Use art, games, and other activities to help patients overcome problems.
What does a Recreational Therapist do?
A Recreational Therapist treats illness through recreation. According to the dictionary, recreation is “activity that’s done for enjoyment.” In other words, recreation is fun. Illness, on the other hand, is decidedly un-fun. It seems a logical conclusion, therefore, that one would be an effective treatment for the other.
When you’re a Recreational Therapist, that’s your belief. Employed by hospitals, schools, clinics, nursing homes, and rehabilitation centers, you’re paid to help patients overcome mental and physical illnesses and disabilities by engaging them in recreational activities, such as art, crafts, music, dance, games, and sports.
You might help children who have anger management issues by channeling their energy into painting. You might help senior citizens at risk of developing Alzheimer’s by giving them puzzles that keep their brains sharp. You might help improve the social skills of adults with social anxiety disorders by letting them participate in group activities.
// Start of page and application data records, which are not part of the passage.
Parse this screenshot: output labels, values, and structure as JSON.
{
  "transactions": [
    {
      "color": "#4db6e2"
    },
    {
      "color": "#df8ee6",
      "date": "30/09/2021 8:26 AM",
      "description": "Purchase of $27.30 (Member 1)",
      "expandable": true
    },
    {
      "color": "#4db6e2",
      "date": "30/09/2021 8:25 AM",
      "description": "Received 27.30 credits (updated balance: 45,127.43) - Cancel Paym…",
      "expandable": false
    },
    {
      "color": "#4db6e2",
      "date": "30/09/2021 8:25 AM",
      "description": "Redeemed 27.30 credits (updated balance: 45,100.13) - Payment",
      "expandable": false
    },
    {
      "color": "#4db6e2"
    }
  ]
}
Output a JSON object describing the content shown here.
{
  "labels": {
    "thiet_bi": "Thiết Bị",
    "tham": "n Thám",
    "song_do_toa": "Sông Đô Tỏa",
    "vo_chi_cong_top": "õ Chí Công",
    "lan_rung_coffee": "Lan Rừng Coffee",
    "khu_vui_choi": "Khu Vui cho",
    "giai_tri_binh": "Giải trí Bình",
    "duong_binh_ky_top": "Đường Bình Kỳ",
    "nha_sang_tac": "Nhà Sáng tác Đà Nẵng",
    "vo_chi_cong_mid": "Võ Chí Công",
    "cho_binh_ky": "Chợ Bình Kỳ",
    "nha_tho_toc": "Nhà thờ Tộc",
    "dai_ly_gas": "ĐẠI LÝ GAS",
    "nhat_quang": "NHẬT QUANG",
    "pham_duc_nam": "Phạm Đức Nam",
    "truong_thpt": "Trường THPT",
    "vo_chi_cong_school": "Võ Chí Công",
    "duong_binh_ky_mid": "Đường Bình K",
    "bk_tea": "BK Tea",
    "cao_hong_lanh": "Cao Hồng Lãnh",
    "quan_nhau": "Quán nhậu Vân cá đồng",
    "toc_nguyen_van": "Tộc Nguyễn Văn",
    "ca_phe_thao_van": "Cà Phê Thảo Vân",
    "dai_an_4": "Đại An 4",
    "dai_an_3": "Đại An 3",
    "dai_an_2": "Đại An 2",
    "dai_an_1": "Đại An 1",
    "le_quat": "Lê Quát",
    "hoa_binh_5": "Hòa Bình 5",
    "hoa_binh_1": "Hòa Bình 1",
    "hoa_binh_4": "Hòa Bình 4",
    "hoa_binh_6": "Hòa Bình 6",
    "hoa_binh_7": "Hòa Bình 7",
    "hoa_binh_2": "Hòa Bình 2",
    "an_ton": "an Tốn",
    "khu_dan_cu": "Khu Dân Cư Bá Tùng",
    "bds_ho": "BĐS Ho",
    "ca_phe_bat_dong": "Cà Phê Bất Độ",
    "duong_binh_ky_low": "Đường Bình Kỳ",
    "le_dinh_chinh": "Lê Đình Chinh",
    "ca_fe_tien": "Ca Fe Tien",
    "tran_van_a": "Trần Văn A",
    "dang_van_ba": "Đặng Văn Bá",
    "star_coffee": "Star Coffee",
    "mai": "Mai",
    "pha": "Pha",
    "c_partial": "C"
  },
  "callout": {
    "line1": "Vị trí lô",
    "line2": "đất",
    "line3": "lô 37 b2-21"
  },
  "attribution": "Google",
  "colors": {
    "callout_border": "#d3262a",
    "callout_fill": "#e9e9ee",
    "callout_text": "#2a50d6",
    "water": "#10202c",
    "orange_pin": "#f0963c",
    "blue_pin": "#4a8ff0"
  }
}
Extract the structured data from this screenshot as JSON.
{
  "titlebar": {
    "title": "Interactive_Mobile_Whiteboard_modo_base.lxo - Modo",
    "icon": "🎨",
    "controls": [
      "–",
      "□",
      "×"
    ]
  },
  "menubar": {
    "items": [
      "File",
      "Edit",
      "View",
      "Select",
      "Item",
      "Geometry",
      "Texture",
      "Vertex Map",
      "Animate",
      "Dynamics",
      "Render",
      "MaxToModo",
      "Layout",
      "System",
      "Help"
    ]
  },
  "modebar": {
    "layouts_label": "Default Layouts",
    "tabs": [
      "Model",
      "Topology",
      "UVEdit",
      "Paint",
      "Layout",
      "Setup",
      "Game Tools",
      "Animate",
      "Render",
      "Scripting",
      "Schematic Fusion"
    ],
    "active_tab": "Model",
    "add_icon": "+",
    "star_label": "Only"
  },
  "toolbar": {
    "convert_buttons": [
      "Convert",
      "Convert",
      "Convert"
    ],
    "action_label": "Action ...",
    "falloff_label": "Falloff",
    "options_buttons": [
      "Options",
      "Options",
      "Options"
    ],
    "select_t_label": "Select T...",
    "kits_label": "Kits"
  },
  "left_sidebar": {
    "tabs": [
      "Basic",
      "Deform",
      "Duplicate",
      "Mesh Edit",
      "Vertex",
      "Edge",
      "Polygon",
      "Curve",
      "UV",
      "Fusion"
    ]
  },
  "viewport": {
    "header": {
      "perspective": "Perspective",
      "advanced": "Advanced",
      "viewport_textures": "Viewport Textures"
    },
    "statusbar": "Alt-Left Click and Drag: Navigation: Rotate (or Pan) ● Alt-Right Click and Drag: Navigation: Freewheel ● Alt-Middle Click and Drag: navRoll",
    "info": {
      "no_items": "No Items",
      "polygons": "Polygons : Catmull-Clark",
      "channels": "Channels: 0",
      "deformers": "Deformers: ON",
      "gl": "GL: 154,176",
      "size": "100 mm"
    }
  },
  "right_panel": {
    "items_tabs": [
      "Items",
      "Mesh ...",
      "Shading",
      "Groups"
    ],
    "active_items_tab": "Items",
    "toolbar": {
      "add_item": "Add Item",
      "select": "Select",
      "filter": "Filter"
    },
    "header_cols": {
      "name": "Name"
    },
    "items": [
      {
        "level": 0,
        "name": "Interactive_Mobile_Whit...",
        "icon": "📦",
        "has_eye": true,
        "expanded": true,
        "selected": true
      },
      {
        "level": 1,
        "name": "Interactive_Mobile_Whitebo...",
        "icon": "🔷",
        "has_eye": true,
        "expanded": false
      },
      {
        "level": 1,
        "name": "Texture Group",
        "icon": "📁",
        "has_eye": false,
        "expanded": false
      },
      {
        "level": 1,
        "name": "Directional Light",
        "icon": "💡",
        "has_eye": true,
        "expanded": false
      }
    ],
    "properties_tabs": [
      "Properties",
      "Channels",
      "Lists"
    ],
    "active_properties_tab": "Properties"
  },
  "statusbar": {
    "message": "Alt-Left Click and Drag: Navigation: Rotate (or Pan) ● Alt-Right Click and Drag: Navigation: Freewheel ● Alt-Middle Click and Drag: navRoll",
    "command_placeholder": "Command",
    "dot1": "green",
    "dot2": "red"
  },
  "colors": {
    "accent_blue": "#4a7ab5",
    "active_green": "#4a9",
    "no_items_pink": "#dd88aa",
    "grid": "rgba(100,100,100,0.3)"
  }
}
Or, you might help disabled teens overcome mental and physical barriers by letting them engage in athletics.
The opportunities for a Recreational Therapist are infinite. The methods, meanwhile, are universal. To help patients overcome obstacles, you interview and observe them, consult with Doctors, and administer standardized tests in order to assess the nature and extent of their challenges. Then, based on your findings, you develop and execute a treatment plan that includes recreational activities that can help them reduce stress, anxiety, and depression, recover motor functioning and reasoning abilities, and develop new physical, emotional, and intellectual abilities
Whether your patients suffer from low self-confidence or serious physical handicaps, you understand that medication isn’t always the answer. Sometimes, the best medicine is a hobby — and you supply it!